Dr. Anthony Ingraffea, the Dwight C. Baum professor of Engineering and the Weiss Presidential Teaching Fellow at Cornell University, will speak in Dresser Auditorium of the John J. Murphy Professional Building on campus at 7 p.m. The program is is free and open to the public.
Ingraffea has given several speeches and has testified in court about his science-based reasons for opposing fracking. His research centers on computer simulation and physical testing of complex fracturing processes.
“Students should take the opportunity to attend the speech to not only learn about hydrofracking, but to also learn how they will be effected by the results,” said Dr. Chris Stanley, professor of theology at St. Bonaventure.
Ingraffea’s research centers on computer simulation and physical testing of complex fracturing processes.
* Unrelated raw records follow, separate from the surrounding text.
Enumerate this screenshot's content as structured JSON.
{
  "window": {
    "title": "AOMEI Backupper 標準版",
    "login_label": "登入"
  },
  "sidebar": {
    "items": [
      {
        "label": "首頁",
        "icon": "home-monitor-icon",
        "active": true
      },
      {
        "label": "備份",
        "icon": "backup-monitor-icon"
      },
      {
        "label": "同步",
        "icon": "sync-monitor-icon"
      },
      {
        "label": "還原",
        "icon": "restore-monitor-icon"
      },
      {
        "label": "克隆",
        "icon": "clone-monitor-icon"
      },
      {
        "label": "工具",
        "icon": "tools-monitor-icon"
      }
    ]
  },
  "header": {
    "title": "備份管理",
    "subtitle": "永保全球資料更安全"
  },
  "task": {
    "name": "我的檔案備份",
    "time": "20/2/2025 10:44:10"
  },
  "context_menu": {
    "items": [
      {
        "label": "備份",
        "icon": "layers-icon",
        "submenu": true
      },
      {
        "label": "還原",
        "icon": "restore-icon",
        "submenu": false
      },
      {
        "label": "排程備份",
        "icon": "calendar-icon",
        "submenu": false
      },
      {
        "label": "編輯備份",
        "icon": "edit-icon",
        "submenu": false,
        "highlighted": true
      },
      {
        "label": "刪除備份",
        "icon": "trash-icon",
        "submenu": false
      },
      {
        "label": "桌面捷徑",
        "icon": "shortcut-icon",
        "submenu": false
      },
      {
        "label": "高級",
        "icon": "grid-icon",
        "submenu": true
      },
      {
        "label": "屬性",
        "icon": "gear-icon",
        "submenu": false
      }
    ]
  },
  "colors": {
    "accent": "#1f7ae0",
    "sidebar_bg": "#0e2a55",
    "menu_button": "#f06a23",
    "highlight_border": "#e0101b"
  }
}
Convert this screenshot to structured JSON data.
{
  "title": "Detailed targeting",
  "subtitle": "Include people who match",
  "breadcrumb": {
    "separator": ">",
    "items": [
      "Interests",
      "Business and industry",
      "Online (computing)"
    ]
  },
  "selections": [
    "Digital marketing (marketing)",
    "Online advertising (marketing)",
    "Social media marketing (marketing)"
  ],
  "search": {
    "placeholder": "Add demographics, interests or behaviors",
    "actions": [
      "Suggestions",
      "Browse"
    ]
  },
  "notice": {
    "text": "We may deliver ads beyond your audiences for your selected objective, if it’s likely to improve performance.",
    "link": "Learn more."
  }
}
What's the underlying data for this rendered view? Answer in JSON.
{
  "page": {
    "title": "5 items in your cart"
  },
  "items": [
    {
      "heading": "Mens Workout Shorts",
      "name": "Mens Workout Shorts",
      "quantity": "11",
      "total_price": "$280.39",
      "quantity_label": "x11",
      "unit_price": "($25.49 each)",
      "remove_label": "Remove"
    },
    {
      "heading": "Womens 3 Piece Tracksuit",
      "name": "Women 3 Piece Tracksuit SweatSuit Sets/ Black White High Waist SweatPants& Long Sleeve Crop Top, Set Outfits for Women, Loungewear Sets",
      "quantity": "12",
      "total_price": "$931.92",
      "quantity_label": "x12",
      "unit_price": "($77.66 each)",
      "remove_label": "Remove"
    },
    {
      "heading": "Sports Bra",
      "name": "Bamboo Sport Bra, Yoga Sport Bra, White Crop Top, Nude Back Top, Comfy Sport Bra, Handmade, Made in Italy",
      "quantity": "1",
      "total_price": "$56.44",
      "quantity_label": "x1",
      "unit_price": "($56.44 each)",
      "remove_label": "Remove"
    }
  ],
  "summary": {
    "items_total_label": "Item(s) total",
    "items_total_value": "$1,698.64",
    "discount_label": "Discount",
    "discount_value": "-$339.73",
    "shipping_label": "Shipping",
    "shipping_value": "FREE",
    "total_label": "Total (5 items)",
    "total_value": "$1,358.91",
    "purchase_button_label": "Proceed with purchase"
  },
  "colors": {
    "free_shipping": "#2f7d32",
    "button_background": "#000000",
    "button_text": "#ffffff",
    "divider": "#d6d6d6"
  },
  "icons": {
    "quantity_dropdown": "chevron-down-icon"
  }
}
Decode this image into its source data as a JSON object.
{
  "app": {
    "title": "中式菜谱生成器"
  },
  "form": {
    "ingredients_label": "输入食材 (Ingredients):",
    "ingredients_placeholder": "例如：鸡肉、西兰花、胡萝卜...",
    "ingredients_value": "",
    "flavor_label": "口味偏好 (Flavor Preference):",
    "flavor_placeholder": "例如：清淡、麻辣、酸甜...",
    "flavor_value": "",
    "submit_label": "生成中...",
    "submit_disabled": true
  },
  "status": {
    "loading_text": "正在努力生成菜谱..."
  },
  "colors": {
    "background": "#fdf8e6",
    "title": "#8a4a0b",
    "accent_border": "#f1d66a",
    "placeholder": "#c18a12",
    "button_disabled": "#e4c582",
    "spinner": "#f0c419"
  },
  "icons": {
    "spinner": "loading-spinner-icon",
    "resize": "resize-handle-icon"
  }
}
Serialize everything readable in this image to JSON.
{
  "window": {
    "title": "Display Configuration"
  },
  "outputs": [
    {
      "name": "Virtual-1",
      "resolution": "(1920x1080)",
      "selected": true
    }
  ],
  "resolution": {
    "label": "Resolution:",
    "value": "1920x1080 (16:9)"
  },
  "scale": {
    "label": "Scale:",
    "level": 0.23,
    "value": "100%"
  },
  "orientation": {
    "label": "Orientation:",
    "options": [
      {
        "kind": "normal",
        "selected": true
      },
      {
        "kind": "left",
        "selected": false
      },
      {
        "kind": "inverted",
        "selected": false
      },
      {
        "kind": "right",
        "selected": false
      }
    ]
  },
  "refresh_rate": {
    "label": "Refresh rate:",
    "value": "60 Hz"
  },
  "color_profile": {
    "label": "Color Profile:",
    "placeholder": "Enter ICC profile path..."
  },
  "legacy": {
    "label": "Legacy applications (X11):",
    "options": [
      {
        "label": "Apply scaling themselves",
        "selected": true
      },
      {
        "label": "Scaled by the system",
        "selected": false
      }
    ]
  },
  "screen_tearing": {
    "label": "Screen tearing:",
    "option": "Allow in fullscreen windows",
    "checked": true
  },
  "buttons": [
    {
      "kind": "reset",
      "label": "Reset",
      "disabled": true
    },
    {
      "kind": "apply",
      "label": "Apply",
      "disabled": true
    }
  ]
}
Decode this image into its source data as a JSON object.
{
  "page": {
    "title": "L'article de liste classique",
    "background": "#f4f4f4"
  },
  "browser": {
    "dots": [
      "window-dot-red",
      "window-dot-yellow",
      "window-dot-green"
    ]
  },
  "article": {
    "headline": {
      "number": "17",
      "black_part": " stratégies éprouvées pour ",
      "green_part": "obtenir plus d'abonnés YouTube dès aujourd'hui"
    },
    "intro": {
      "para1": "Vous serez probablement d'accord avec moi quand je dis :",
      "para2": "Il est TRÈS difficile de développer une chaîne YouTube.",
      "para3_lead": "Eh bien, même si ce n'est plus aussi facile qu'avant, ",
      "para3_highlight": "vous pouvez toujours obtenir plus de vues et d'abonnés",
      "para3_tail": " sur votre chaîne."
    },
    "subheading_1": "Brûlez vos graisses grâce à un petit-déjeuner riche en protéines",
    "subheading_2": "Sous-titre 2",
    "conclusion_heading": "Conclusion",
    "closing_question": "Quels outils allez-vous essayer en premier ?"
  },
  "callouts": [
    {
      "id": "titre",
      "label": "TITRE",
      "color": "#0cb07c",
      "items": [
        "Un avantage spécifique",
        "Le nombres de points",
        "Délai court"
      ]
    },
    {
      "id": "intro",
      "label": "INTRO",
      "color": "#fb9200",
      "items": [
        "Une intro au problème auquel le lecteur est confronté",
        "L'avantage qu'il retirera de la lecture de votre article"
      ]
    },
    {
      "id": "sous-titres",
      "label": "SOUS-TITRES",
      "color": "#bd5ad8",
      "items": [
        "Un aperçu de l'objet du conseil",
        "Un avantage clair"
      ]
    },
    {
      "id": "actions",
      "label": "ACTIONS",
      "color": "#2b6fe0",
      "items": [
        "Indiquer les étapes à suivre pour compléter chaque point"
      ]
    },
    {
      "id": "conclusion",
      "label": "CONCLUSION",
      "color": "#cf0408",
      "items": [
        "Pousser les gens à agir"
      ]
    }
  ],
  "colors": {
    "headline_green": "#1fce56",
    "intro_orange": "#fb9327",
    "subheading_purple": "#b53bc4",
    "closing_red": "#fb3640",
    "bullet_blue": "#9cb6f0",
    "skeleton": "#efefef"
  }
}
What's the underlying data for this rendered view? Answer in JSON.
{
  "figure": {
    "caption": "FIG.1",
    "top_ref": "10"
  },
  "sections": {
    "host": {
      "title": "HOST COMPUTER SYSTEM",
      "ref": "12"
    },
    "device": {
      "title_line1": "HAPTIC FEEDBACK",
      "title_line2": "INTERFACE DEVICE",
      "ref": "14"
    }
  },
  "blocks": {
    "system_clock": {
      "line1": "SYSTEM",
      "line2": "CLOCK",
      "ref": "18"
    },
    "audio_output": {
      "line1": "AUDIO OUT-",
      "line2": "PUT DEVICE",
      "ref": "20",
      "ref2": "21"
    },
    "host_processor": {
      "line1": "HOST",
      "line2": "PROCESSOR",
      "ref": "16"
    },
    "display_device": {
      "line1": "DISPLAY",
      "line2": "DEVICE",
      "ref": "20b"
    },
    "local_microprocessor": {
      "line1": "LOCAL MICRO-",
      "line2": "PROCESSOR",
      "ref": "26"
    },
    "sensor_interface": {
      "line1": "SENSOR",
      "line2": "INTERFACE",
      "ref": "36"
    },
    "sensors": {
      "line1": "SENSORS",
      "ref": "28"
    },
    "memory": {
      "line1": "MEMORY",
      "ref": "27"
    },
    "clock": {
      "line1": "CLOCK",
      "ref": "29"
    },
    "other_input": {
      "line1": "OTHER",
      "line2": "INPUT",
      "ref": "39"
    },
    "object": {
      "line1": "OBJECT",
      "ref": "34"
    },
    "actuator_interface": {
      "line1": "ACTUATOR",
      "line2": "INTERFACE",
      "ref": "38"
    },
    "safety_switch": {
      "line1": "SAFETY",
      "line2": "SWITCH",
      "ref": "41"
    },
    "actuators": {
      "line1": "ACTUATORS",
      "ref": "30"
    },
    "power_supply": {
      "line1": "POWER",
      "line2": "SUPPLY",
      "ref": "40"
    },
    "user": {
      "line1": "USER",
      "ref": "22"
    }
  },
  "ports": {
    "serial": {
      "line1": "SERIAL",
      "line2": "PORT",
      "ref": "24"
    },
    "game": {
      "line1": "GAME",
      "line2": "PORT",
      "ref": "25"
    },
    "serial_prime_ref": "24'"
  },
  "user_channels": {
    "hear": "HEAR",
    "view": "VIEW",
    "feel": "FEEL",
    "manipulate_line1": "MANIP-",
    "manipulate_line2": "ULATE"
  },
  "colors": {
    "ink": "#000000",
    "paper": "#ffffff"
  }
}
He and his students performed pioneering research in the use of interactive computer graphics in computational mechanics, producing more than 200 papers in these areas. He has been a principal investigator on more than $35 million in research and development projects from a variety of government agencies and private corporations.
Ingraffea was a member of the first group of Presidential Young Investigators named by the National Science Foundation in 1984. His group won a NASA Group Achievement Award in 1996 and a NASA Aviation Safety Turning Goals into Reality Award in 1999 for its work on the aging aircraft problem.
St. Bonaventure’s Visiting Scholars Committee, College Democrats and Tread Lightly (the student environment club) are sponsoring Ingraffea’s visit.